(Excerpts from an interface dataset)
══════════
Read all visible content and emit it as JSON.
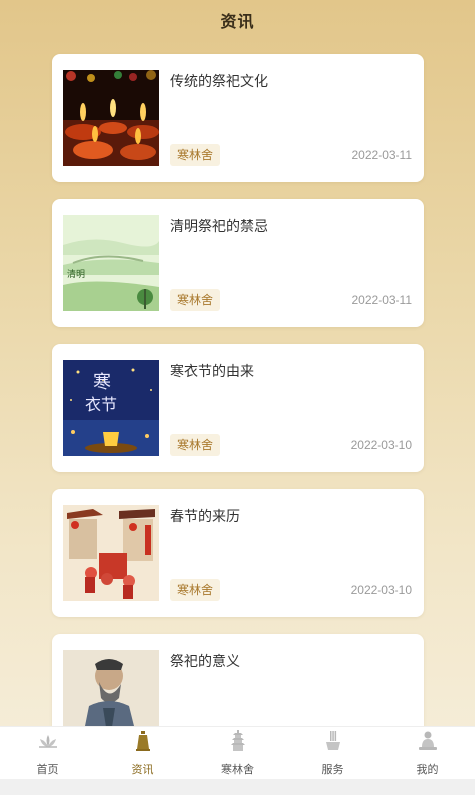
{
  "header": {
    "title": "资讯"
  },
  "articles": [
    {
      "title": "传统的祭祀文化",
      "tag": "寒林舍",
      "date": "2022-03-11",
      "image": "candles-image"
    },
    {
      "title": "清明祭祀的禁忌",
      "tag": "寒林舍",
      "date": "2022-03-11",
      "image": "qingming-image"
    },
    {
      "title": "寒衣节的由来",
      "tag": "寒林舍",
      "date": "2022-03-10",
      "image": "hanyijie-image"
    },
    {
      "title": "春节的来历",
      "tag": "寒林舍",
      "date": "2022-03-10",
      "image": "spring-festival-image"
    },
    {
      "title": "祭祀的意义",
      "tag": "",
      "date": "",
      "image": "confucius-image"
    }
  ],
  "tabbar": {
    "items": [
      {
        "label": "首页",
        "icon": "lotus-icon"
      },
      {
        "label": "资讯",
        "icon": "bell-icon",
        "active": true
      },
      {
        "label": "寒林舍",
        "icon": "pagoda-icon"
      },
      {
        "label": "服务",
        "icon": "incense-icon"
      },
      {
        "label": "我的",
        "icon": "buddha-icon"
      }
    ]
  },
  "colors": {
    "accent": "#a8782c",
    "active_tab": "#8a6a1e",
    "tag_bg": "#f8f1e0"
  }
}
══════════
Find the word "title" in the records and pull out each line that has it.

    "title": "资讯"
      "title": "传统的祭祀文化",
      "title": "清明祭祀的禁忌",
      "title": "寒衣节的由来",
      "title": "春节的来历",
      "title": "祭祀的意义",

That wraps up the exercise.